It is not uncommon to complete a spreadsheet model for expected values only to find that some user inputs  are not what you expected result in errors. Depending upon the details, you simply what to stop that error behaviour cropping up in your reporting – @JulianExcelTips.

To avoid complete re-modelling your spreadsheet, “IFERROR” can be used effectively to trap errors so they do not disrupt your entire model. With the formula “=IFERROR(F,G)”,  F is the computation you wanted to do and G is what you do if F gives an error.

G might a polite error message or value that avoids the annoyance of an error propagating through your model.

iferror examples

Watch this small illustration with a divide operation. You can see that when the first argument F is an error, the value from the second argument is used.

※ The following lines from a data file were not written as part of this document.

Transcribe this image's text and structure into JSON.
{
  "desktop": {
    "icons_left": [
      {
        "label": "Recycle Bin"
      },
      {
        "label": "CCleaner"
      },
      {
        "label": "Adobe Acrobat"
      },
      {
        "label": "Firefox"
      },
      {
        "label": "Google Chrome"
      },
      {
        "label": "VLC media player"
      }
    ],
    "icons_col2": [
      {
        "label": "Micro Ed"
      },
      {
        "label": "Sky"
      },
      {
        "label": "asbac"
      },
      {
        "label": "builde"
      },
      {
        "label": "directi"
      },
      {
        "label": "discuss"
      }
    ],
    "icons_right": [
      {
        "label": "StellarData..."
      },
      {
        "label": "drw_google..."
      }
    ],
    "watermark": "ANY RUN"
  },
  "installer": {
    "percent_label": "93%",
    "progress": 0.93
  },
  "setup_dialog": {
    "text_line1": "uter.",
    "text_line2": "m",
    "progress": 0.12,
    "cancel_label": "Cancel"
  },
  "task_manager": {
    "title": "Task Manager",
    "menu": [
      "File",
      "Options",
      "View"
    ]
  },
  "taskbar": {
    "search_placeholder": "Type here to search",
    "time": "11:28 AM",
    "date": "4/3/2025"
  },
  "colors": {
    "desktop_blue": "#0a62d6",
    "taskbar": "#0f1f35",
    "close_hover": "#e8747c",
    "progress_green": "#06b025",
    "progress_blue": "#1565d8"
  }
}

If there is no error in the first argument, the second argument is ignored.

Of course if it just so happens that G gives an error it only shows when F is one too.


Share This